• Exercise description:
Copy each line of the material in which the word "title" appears.

• Material shown:
##########

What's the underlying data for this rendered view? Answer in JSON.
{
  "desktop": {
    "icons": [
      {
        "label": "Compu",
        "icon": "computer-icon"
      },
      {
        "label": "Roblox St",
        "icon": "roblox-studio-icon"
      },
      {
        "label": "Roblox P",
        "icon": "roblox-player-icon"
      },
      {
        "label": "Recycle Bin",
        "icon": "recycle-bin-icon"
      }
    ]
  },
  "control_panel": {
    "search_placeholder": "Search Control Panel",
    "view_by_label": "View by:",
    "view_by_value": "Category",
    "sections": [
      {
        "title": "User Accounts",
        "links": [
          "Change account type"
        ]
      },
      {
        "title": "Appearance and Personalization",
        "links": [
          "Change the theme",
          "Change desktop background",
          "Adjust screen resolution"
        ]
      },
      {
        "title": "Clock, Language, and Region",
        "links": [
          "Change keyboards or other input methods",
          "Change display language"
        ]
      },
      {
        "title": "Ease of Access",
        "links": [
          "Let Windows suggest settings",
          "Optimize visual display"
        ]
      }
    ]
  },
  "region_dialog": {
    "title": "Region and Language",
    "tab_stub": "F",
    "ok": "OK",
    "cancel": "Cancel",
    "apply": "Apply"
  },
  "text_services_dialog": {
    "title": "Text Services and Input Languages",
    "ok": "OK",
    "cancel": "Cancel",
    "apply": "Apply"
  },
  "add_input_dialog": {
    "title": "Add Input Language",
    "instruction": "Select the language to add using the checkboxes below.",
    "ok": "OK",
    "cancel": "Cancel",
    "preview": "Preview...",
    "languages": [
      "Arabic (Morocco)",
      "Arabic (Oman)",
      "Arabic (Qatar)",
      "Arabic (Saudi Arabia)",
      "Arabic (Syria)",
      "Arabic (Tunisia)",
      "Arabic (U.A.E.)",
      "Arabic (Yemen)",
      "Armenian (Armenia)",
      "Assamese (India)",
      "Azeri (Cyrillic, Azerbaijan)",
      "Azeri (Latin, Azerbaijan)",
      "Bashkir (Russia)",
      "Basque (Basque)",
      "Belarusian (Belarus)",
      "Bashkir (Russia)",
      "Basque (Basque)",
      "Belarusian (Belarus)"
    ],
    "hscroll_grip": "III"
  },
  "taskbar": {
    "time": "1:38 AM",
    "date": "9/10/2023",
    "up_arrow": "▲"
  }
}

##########

• Completed task:
        "title": "User Accounts",
        "title": "Appearance and Personalization",
        "title": "Clock, Language, and Region",
        "title": "Ease of Access",
    "title": "Region and Language",
    "title": "Text Services and Input Languages",
    "title": "Add Input Language",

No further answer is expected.